• [TASK BRIEF]: Reply with one number: the count of lines in the records below that hold "Home".

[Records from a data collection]
# # # # #
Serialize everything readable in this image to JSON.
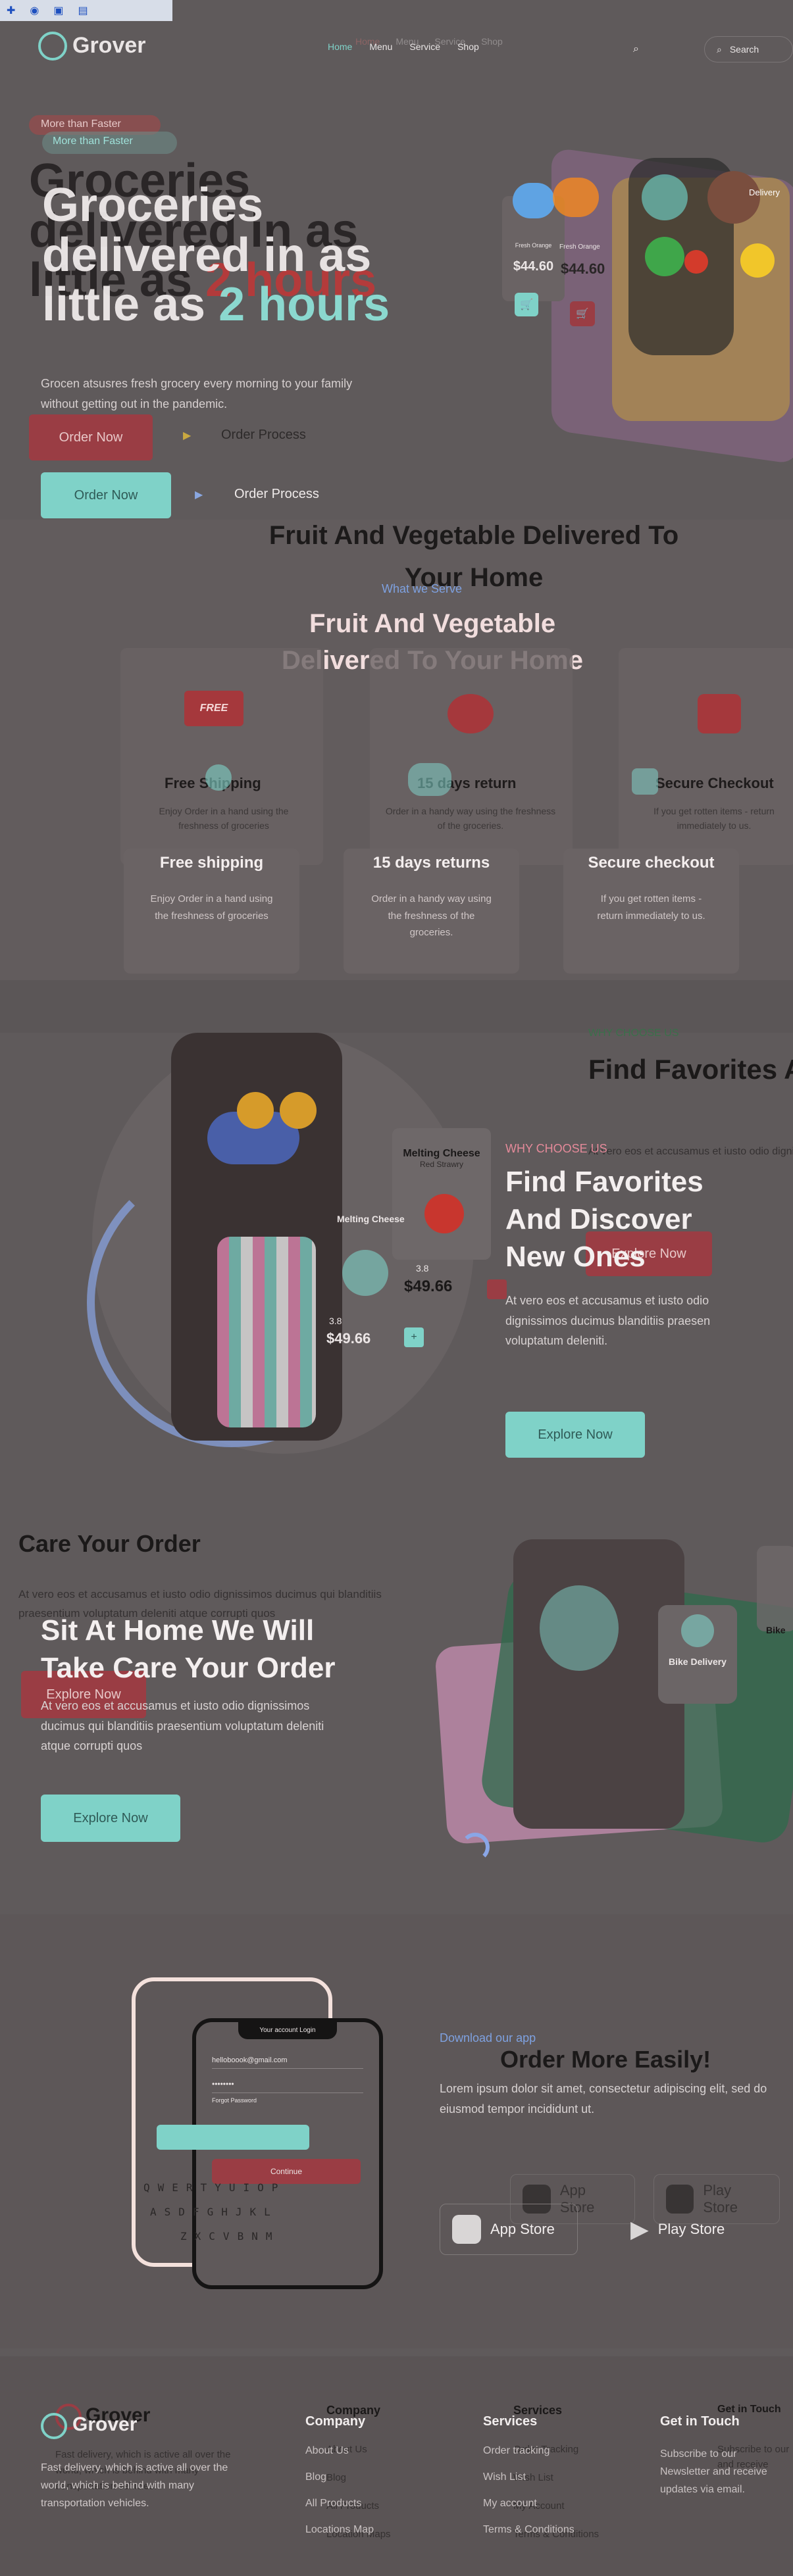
{
  "browser": {
    "icons": [
      "plus-icon",
      "eye-icon",
      "lock-icon",
      "bookmark-icon"
    ]
  },
  "brand": {
    "name": "Grover"
  },
  "nav": {
    "links": [
      "Home",
      "Menu",
      "Service",
      "Shop"
    ],
    "links_ghost": [
      "Home",
      "Menu",
      "Service",
      "Shop"
    ],
    "search_label": "Search"
  },
  "hero": {
    "badge": "More than Faster",
    "badge_ghost": "More than Faster",
    "title_line1": "Groceries",
    "title_line2": "delivered in as",
    "title_line3_a": "little as ",
    "title_line3_b": "2 hours",
    "text": "Grocen atsusres fresh grocery every morning to your family without getting out in the pandemic.",
    "order_button": "Order Now",
    "process_label": "Order Process",
    "card1": {
      "name": "Fresh Orange",
      "price": "$44.60"
    },
    "card2": {
      "name": "Fresh Orange",
      "price": "$44.60"
    },
    "delivery_label": "Delivery"
  },
  "services": {
    "eyebrow": "What we Serve",
    "title": "Fruit And Vegetable Delivered To Your Home",
    "items": [
      {
        "title": "Free shipping",
        "title_ghost": "Free Shipping",
        "text": "Enjoy Order in a hand using the freshness of groceries",
        "badge": "FREE"
      },
      {
        "title": "15 days returns",
        "title_ghost": "15 days return",
        "text": "Order in a handy way using the freshness of the groceries."
      },
      {
        "title": "Secure checkout",
        "title_ghost": "Secure Checkout",
        "text": "If you get rotten items - return immediately to us."
      }
    ]
  },
  "favorites": {
    "eyebrow": "WHY CHOOSE US",
    "title": "Find Favorites And Discover New Ones",
    "title_ghost": "Find Favorites And Discover New Ones",
    "text": "At vero eos et accusamus et iusto odio dignissimos ducimus blanditiis praesen voluptatum deleniti.",
    "button": "Explore Now",
    "product_name": "Melting Cheese",
    "product_sub": "Red Strawry",
    "rating": "3.8",
    "price": "$49.66"
  },
  "care": {
    "title": "Sit At Home We Will Take Care Your Order",
    "title_ghost": "Care Your Order",
    "text": "At vero eos et accusamus et iusto odio dignissimos ducimus qui blanditiis praesentium voluptatum deleniti atque corrupti quos",
    "button": "Explore Now",
    "bike_label": "Bike Delivery",
    "bike_ghost": "Bike"
  },
  "app": {
    "eyebrow": "Download our app",
    "title_ghost": "Order More Easily!",
    "text": "Lorem ipsum dolor sit amet, consectetur adipiscing elit, sed do eiusmod tempor incididunt ut.",
    "app_store": "App Store",
    "play_store": "Play Store",
    "phone": {
      "header": "Your account Login",
      "email": "helloboook@gmail.com",
      "password": "••••••••",
      "forgot": "Forgot Password",
      "button": "Continue",
      "keys_row1": [
        "Q",
        "W",
        "E",
        "R",
        "T",
        "Y",
        "U",
        "I",
        "O",
        "P"
      ],
      "keys_row2": [
        "A",
        "S",
        "D",
        "F",
        "G",
        "H",
        "J",
        "K",
        "L"
      ],
      "keys_row3": [
        "Z",
        "X",
        "C",
        "V",
        "B",
        "N",
        "M"
      ]
    }
  },
  "footer": {
    "about": "Fast delivery, which is active all over the world, which is behind with many transportation vehicles.",
    "about_ghost": "Fast delivery, which is active all over the world, which is behind with many transportation vehicles.",
    "columns": [
      {
        "title": "Company",
        "links": [
          "About Us",
          "Blog",
          "All Products",
          "Locations Map"
        ]
      },
      {
        "title": "Services",
        "links": [
          "Order tracking",
          "Wish List",
          "My account",
          "Terms & Conditions"
        ]
      },
      {
        "title": "Get in Touch",
        "links": [
          "Subscribe to our Newsletter and receive updates via email."
        ]
      }
    ],
    "columns_ghost": [
      {
        "title": "Company",
        "links": [
          "About Us",
          "Blog",
          "All Products",
          "Location Maps"
        ]
      },
      {
        "title": "Services",
        "links": [
          "Order Tracking",
          "Wish List",
          "My Account",
          "Terms & Conditions"
        ]
      },
      {
        "title": "Get in Touch",
        "links": [
          "Subscribe to our",
          "and receive"
        ]
      }
    ]
  }
}
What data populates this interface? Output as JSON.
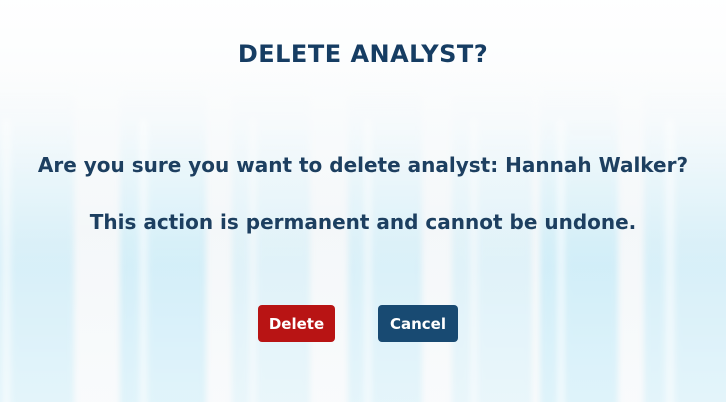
{
  "dialog": {
    "title": "DELETE ANALYST?",
    "confirm_message": "Are you sure you want to delete analyst: Hannah Walker?",
    "warning_message": "This action is permanent and cannot be undone."
  },
  "buttons": {
    "delete_label": "Delete",
    "cancel_label": "Cancel"
  },
  "colors": {
    "title_text": "#163d63",
    "delete_button": "#b81414",
    "cancel_button": "#184a72"
  }
}
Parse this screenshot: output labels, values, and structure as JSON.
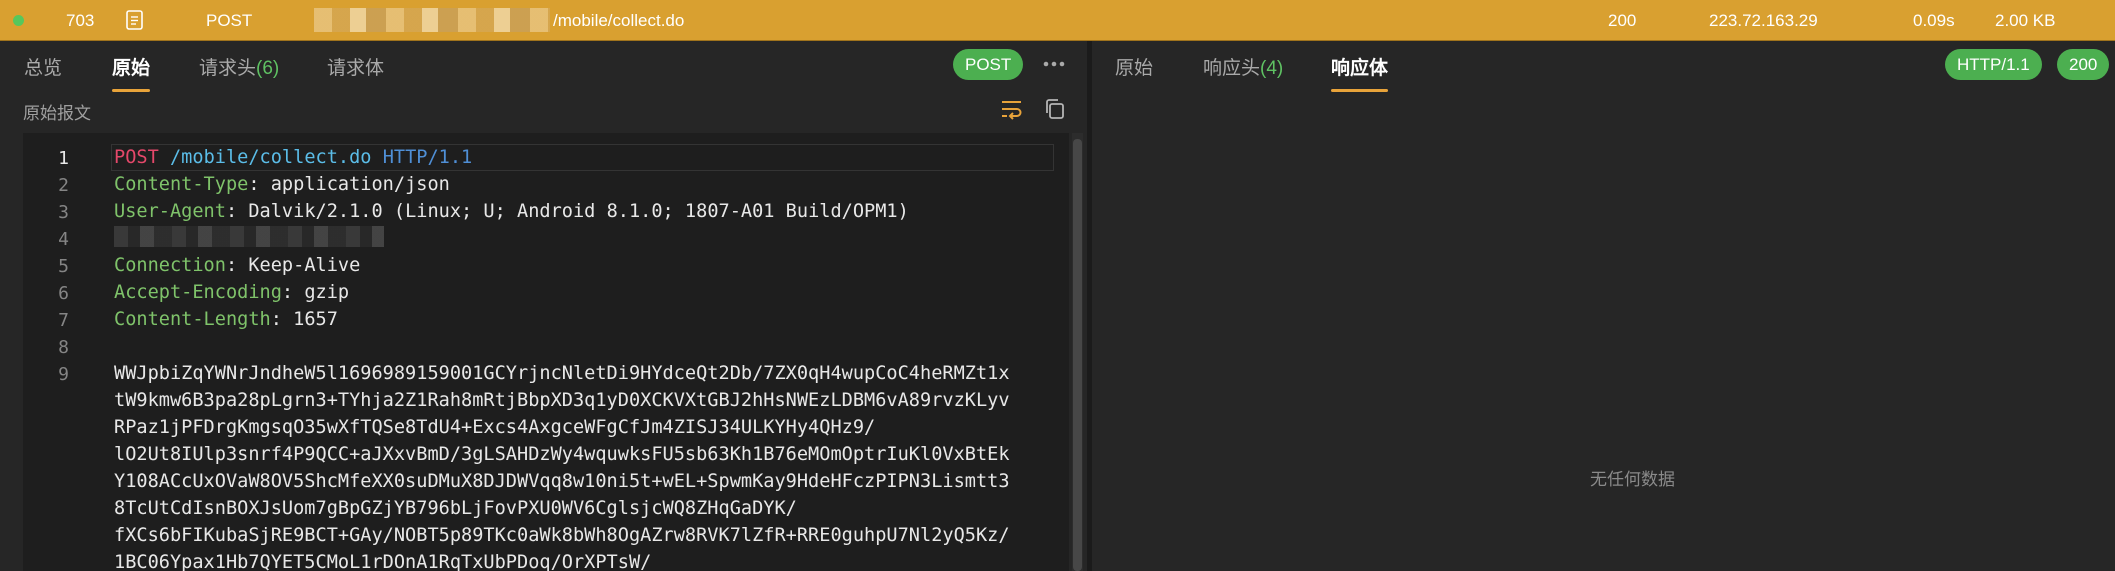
{
  "request_row": {
    "id": "703",
    "method": "POST",
    "path": "/mobile/collect.do",
    "status_code": "200",
    "ip": "223.72.163.29",
    "time": "0.09s",
    "size": "2.00 KB",
    "icons": {
      "status": "green-dot-icon",
      "type": "document-icon"
    }
  },
  "left_panel": {
    "tabs": [
      {
        "label": "总览",
        "count": ""
      },
      {
        "label": "原始",
        "count": ""
      },
      {
        "label": "请求头",
        "count": "(6)"
      },
      {
        "label": "请求体",
        "count": ""
      }
    ],
    "active_tab": "原始",
    "method_badge": "POST",
    "section_label": "原始报文",
    "line_numbers": [
      "1",
      "2",
      "3",
      "4",
      "5",
      "6",
      "7",
      "8",
      "9"
    ],
    "request_line": {
      "method": "POST",
      "path": "/mobile/collect.do",
      "protocol": "HTTP/1.1"
    },
    "headers": [
      {
        "key": "Content-Type",
        "value": "application/json"
      },
      {
        "key": "User-Agent",
        "value": "Dalvik/2.1.0 (Linux; U; Android 8.1.0; 1807-A01 Build/OPM1)"
      },
      {
        "key": "Connection",
        "value": "Keep-Alive"
      },
      {
        "key": "Accept-Encoding",
        "value": "gzip"
      },
      {
        "key": "Content-Length",
        "value": "1657"
      }
    ],
    "body_lines": [
      "WWJpbiZqYWNrJndheW5l1696989159001GCYrjncNletDi9HYdceQt2Db/7ZX0qH4wupCoC4heRMZt1x",
      "tW9kmw6B3pa28pLgrn3+TYhja2Z1Rah8mRtjBbpXD3q1yD0XCKVXtGBJ2hHsNWEzLDBM6vA89rvzKLyv",
      "RPaz1jPFDrgKmgsqO35wXfTQSe8TdU4+Excs4AxgceWFgCfJm4ZISJ34ULKYHy4QHz9/",
      "lO2Ut8IUlp3snrf4P9QCC+aJXxvBmD/3gLSAHDzWy4wquwksFU5sb63Kh1B76eMOmOptrIuKl0VxBtEk",
      "Y108ACcUxOVaW8OV5ShcMfeXX0suDMuX8DJDWVqq8w10ni5t+wEL+SpwmKay9HdeHFczPIPN3Lismtt3",
      "8TcUtCdIsnBOXJsUom7gBpGZjYB796bLjFovPXU0WV6CglsjcWQ8ZHqGaDYK/",
      "fXCs6bFIKubaSjRE9BCT+GAy/NOBT5p89TKc0aWk8bWh8OgAZrw8RVK7lZfR+RRE0guhpU7Nl2yQ5Kz/",
      "1BC06Ypax1Hb7QYET5CMoL1rDOnA1RqTxUbPDoq/OrXPTsW/"
    ],
    "icons": {
      "more": "more-horizontal-icon",
      "wrap": "wrap-lines-icon",
      "copy": "copy-icon"
    }
  },
  "right_panel": {
    "tabs": [
      {
        "label": "原始",
        "count": ""
      },
      {
        "label": "响应头",
        "count": "(4)"
      },
      {
        "label": "响应体",
        "count": ""
      }
    ],
    "active_tab": "响应体",
    "protocol_badge": "HTTP/1.1",
    "status_badge": "200",
    "empty_text": "无任何数据"
  },
  "colors": {
    "selected_row": "#d9a030",
    "accent_underline": "#e8a33a",
    "badge_green": "#4caf50",
    "method_red": "#e5486a",
    "header_key_green": "#7fc36a",
    "path_blue": "#5bbde8"
  }
}
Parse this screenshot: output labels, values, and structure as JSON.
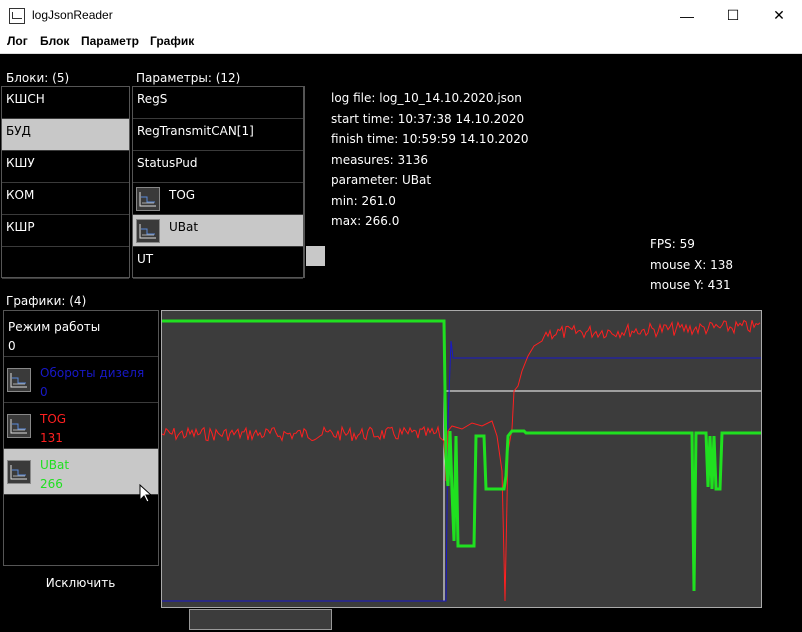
{
  "window": {
    "title": "logJsonReader",
    "minimize": "—",
    "maximize": "☐",
    "close": "✕"
  },
  "menu": [
    "Лог",
    "Блок",
    "Параметр",
    "График"
  ],
  "blocks": {
    "label": "Блоки: (5)",
    "items": [
      "КШСН",
      "БУД",
      "КШУ",
      "КОМ",
      "КШР"
    ],
    "selected_index": 1
  },
  "params": {
    "label": "Параметры: (12)",
    "items": [
      "RegS",
      "RegTransmitCAN[1]",
      "StatusPud",
      "TOG",
      "UBat",
      "UT"
    ],
    "selected_index": 4
  },
  "info": {
    "log_file": "log file: log_10_14.10.2020.json",
    "start_time": "start time: 10:37:38 14.10.2020",
    "finish_time": "finish time: 10:59:59 14.10.2020",
    "measures": "measures: 3136",
    "parameter": "parameter: UBat",
    "min": "min: 261.0",
    "max": "max: 266.0"
  },
  "stats": {
    "fps": "FPS: 59",
    "mouse_x": "mouse X: 138",
    "mouse_y": "mouse Y: 431"
  },
  "graphs": {
    "label": "Графики: (4)",
    "items": [
      {
        "name": "Режим работы",
        "value": "0",
        "color": "#ffffff",
        "icon": false
      },
      {
        "name": "Обороты дизеля",
        "value": "0",
        "color": "#1818c8",
        "icon": true
      },
      {
        "name": "TOG",
        "value": "131",
        "color": "#ff2020",
        "icon": true
      },
      {
        "name": "UBat",
        "value": "266",
        "color": "#20e020",
        "icon": true
      }
    ],
    "selected_index": 3,
    "exclude_button": "Исключить"
  },
  "chart_data": {
    "type": "line",
    "series": [
      {
        "name": "Режим работы",
        "color": "#ffffff",
        "values": [
          0,
          0,
          0,
          0,
          0,
          0,
          0,
          0,
          0.7,
          0.7,
          0.7,
          0.7,
          0.7,
          0.7,
          0.7,
          0.7,
          0.7,
          0.7,
          0.7,
          0.7
        ]
      },
      {
        "name": "Обороты дизеля",
        "color": "#1818c8",
        "values": [
          0,
          0,
          0,
          0,
          0,
          0,
          0,
          0,
          0.82,
          0.82,
          0.82,
          0.82,
          0.82,
          0.82,
          0.82,
          0.82,
          0.82,
          0.82,
          0.82,
          0.82
        ]
      },
      {
        "name": "TOG",
        "color": "#ff2020",
        "values": [
          0.58,
          0.58,
          0.58,
          0.58,
          0.58,
          0.58,
          0.58,
          0.58,
          0.57,
          0.55,
          0.68,
          0.86,
          0.89,
          0.91,
          0.92,
          0.93,
          0.93,
          0.94,
          0.94,
          0.95
        ]
      },
      {
        "name": "UBat",
        "color": "#20e020",
        "values": [
          0.96,
          0.96,
          0.96,
          0.96,
          0.96,
          0.96,
          0.96,
          0.96,
          0.55,
          0.2,
          0.55,
          0.4,
          0.55,
          0.55,
          0.55,
          0.55,
          0.55,
          0.55,
          0.55,
          0.55
        ]
      }
    ]
  }
}
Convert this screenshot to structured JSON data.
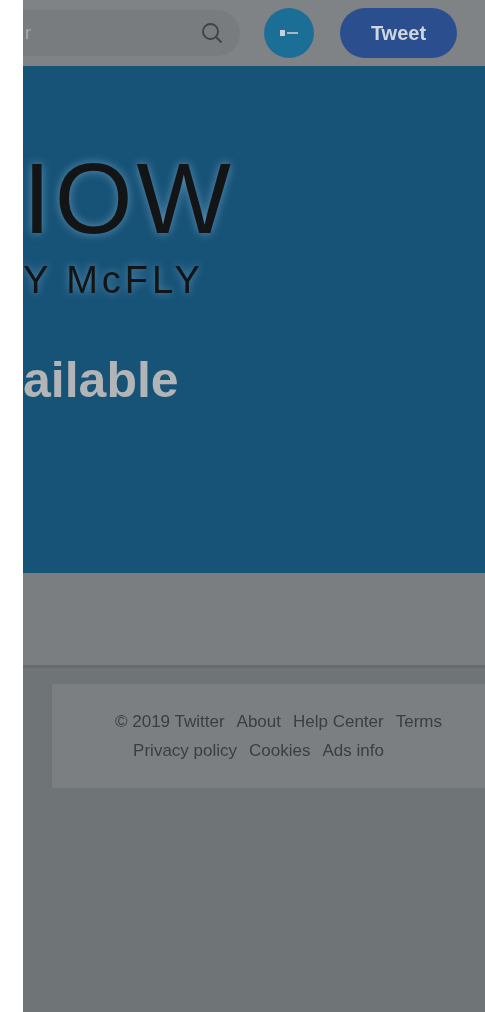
{
  "header": {
    "search": {
      "placeholder": "r"
    },
    "tweet_button": "Tweet"
  },
  "banner": {
    "headline": "IOW",
    "subtitle": "Y McFLY",
    "tagline": "ailable"
  },
  "footer": {
    "line_1": [
      "© 2019 Twitter",
      "About",
      "Help Center",
      "Terms"
    ],
    "line_2": [
      "Privacy policy",
      "Cookies",
      "Ads info"
    ]
  }
}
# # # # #
• [EXPECTED OUTPUT]: 4